(RECORDS FOR THIS EXERCISE)
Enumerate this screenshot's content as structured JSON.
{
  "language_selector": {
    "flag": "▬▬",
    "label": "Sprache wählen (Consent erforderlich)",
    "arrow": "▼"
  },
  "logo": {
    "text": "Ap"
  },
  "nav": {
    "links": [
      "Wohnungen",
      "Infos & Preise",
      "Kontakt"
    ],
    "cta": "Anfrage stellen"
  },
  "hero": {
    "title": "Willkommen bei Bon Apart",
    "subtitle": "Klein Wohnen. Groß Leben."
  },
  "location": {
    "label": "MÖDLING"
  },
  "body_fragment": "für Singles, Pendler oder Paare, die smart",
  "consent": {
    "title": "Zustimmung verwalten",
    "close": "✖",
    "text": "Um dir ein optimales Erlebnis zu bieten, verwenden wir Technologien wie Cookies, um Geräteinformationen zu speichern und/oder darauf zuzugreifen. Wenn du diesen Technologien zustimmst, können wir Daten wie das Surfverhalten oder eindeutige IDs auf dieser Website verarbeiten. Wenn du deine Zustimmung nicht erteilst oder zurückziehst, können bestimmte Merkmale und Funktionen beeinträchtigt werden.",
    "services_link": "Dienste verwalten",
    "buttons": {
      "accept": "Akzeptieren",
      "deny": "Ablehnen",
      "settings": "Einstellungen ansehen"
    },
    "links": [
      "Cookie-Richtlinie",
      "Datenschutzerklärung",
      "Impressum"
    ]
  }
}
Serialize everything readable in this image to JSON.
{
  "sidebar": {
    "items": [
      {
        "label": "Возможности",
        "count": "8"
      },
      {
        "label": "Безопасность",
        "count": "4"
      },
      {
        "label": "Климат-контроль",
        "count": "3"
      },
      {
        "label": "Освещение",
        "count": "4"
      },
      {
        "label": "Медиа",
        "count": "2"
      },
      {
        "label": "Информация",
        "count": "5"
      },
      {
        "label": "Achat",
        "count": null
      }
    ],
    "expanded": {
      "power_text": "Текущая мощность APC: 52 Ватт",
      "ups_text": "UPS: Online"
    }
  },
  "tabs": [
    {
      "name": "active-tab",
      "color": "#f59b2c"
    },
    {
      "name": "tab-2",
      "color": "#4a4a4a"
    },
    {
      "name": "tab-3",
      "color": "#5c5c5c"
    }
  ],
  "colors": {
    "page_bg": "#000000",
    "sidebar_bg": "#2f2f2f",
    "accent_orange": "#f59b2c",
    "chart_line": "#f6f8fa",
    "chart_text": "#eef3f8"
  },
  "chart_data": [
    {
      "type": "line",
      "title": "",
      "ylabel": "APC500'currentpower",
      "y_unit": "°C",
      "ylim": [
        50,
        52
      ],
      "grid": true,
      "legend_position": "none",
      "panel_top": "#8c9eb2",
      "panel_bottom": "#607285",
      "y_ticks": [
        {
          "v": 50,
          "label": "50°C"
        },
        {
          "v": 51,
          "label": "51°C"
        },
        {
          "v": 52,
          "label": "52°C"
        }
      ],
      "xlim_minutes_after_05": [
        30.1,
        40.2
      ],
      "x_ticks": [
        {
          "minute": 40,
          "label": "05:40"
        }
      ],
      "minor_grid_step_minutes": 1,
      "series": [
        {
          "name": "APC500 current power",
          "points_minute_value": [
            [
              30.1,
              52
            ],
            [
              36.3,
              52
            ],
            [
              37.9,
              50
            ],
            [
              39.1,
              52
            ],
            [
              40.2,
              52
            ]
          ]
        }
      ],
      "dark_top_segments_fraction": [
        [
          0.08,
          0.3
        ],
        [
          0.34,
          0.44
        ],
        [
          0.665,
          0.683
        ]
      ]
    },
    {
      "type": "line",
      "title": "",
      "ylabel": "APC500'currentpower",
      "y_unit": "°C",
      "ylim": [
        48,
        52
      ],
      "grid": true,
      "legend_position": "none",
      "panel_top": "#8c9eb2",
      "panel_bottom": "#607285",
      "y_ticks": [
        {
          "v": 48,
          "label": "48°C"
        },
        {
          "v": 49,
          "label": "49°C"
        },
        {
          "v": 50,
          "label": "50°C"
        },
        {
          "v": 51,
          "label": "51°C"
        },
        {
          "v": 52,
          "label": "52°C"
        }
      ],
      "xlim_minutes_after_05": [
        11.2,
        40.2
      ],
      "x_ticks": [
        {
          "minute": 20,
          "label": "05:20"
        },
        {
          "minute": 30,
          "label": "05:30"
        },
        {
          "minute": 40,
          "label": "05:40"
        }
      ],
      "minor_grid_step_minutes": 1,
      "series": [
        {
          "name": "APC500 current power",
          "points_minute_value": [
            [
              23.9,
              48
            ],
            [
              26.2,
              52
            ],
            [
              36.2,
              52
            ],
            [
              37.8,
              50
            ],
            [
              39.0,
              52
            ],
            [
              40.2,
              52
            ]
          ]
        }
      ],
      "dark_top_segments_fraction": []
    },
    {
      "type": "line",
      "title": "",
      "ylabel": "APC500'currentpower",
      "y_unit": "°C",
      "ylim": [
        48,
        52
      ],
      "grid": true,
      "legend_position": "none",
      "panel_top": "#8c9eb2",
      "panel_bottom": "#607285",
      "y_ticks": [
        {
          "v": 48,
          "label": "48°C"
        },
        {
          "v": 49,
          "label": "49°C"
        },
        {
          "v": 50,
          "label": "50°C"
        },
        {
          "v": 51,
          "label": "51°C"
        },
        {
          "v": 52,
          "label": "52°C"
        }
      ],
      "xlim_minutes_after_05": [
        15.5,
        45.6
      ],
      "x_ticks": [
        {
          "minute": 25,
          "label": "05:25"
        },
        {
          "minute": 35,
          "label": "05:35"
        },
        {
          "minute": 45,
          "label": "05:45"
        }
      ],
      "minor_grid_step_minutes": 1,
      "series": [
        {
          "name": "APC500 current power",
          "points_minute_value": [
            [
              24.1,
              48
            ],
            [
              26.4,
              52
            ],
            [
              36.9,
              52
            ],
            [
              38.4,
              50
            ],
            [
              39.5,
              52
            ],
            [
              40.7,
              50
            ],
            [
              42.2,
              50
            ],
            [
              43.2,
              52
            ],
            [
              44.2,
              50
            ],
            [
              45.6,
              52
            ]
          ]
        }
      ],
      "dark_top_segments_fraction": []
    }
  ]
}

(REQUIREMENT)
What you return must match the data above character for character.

(THE COMPLETED TASK)
Enumerate this screenshot's content as structured JSON.
{
  "language_selector": {
    "flag": "▬▬",
    "label": "Sprache wählen (Consent erforderlich)",
    "arrow": "▼"
  },
  "logo": {
    "text": "Ap"
  },
  "nav": {
    "links": [
      "Wohnungen",
      "Infos & Preise",
      "Kontakt"
    ],
    "cta": "Anfrage stellen"
  },
  "hero": {
    "title": "Willkommen bei Bon Apart",
    "subtitle": "Klein Wohnen. Groß Leben."
  },
  "location": {
    "label": "MÖDLING"
  },
  "body_fragment": "für Singles, Pendler oder Paare, die smart",
  "consent": {
    "title": "Zustimmung verwalten",
    "close": "✖",
    "text": "Um dir ein optimales Erlebnis zu bieten, verwenden wir Technologien wie Cookies, um Geräteinformationen zu speichern und/oder darauf zuzugreifen. Wenn du diesen Technologien zustimmst, können wir Daten wie das Surfverhalten oder eindeutige IDs auf dieser Website verarbeiten. Wenn du deine Zustimmung nicht erteilst oder zurückziehst, können bestimmte Merkmale und Funktionen beeinträchtigt werden.",
    "services_link": "Dienste verwalten",
    "buttons": {
      "accept": "Akzeptieren",
      "deny": "Ablehnen",
      "settings": "Einstellungen ansehen"
    },
    "links": [
      "Cookie-Richtlinie",
      "Datenschutzerklärung",
      "Impressum"
    ]
  }
}
Serialize everything readable in this image to JSON.
{
  "sidebar": {
    "items": [
      {
        "label": "Возможности",
        "count": "8"
      },
      {
        "label": "Безопасность",
        "count": "4"
      },
      {
        "label": "Климат-контроль",
        "count": "3"
      },
      {
        "label": "Освещение",
        "count": "4"
      },
      {
        "label": "Медиа",
        "count": "2"
      },
      {
        "label": "Информация",
        "count": "5"
      },
      {
        "label": "Achat",
        "count": null
      }
    ],
    "expanded": {
      "power_text": "Текущая мощность APC: 52 Ватт",
      "ups_text": "UPS: Online"
    }
  },
  "tabs": [
    {
      "name": "active-tab",
      "color": "#f59b2c"
    },
    {
      "name": "tab-2",
      "color": "#4a4a4a"
    },
    {
      "name": "tab-3",
      "color": "#5c5c5c"
    }
  ],
  "colors": {
    "page_bg": "#000000",
    "sidebar_bg": "#2f2f2f",
    "accent_orange": "#f59b2c",
    "chart_line": "#f6f8fa",
    "chart_text": "#eef3f8"
  },
  "chart_data": [
    {
      "type": "line",
      "title": "",
      "ylabel": "APC500'currentpower",
      "y_unit": "°C",
      "ylim": [
        50,
        52
      ],
      "grid": true,
      "legend_position": "none",
      "panel_top": "#8c9eb2",
      "panel_bottom": "#607285",
      "y_ticks": [
        {
          "v": 50,
          "label": "50°C"
        },
        {
          "v": 51,
          "label": "51°C"
        },
        {
          "v": 52,
          "label": "52°C"
        }
      ],
      "xlim_minutes_after_05": [
        30.1,
        40.2
      ],
      "x_ticks": [
        {
          "minute": 40,
          "label": "05:40"
        }
      ],
      "minor_grid_step_minutes": 1,
      "series": [
        {
          "name": "APC500 current power",
          "points_minute_value": [
            [
              30.1,
              52
            ],
            [
              36.3,
              52
            ],
            [
              37.9,
              50
            ],
            [
              39.1,
              52
            ],
            [
              40.2,
              52
            ]
          ]
        }
      ],
      "dark_top_segments_fraction": [
        [
          0.08,
          0.3
        ],
        [
          0.34,
          0.44
        ],
        [
          0.665,
          0.683
        ]
      ]
    },
    {
      "type": "line",
      "title": "",
      "ylabel": "APC500'currentpower",
      "y_unit": "°C",
      "ylim": [
        48,
        52
      ],
      "grid": true,
      "legend_position": "none",
      "panel_top": "#8c9eb2",
      "panel_bottom": "#607285",
      "y_ticks": [
        {
          "v": 48,
          "label": "48°C"
        },
        {
          "v": 49,
          "label": "49°C"
        },
        {
          "v": 50,
          "label": "50°C"
        },
        {
          "v": 51,
          "label": "51°C"
        },
        {
          "v": 52,
          "label": "52°C"
        }
      ],
      "xlim_minutes_after_05": [
        11.2,
        40.2
      ],
      "x_ticks": [
        {
          "minute": 20,
          "label": "05:20"
        },
        {
          "minute": 30,
          "label": "05:30"
        },
        {
          "minute": 40,
          "label": "05:40"
        }
      ],
      "minor_grid_step_minutes": 1,
      "series": [
        {
          "name": "APC500 current power",
          "points_minute_value": [
            [
              23.9,
              48
            ],
            [
              26.2,
              52
            ],
            [
              36.2,
              52
            ],
            [
              37.8,
              50
            ],
            [
              39.0,
              52
            ],
            [
              40.2,
              52
            ]
          ]
        }
      ],
      "dark_top_segments_fraction": []
    },
    {
      "type": "line",
      "title": "",
      "ylabel": "APC500'currentpower",
      "y_unit": "°C",
      "ylim": [
        48,
        52
      ],
      "grid": true,
      "legend_position": "none",
      "panel_top": "#8c9eb2",
      "panel_bottom": "#607285",
      "y_ticks": [
        {
          "v": 48,
          "label": "48°C"
        },
        {
          "v": 49,
          "label": "49°C"
        },
        {
          "v": 50,
          "label": "50°C"
        },
        {
          "v": 51,
          "label": "51°C"
        },
        {
          "v": 52,
          "label": "52°C"
        }
      ],
      "xlim_minutes_after_05": [
        15.5,
        45.6
      ],
      "x_ticks": [
        {
          "minute": 25,
          "label": "05:25"
        },
        {
          "minute": 35,
          "label": "05:35"
        },
        {
          "minute": 45,
          "label": "05:45"
        }
      ],
      "minor_grid_step_minutes": 1,
      "series": [
        {
          "name": "APC500 current power",
          "points_minute_value": [
            [
              24.1,
              48
            ],
            [
              26.4,
              52
            ],
            [
              36.9,
              52
            ],
            [
              38.4,
              50
            ],
            [
              39.5,
              52
            ],
            [
              40.7,
              50
            ],
            [
              42.2,
              50
            ],
            [
              43.2,
              52
            ],
            [
              44.2,
              50
            ],
            [
              45.6,
              52
            ]
          ]
        }
      ],
      "dark_top_segments_fraction": []
    }
  ]
}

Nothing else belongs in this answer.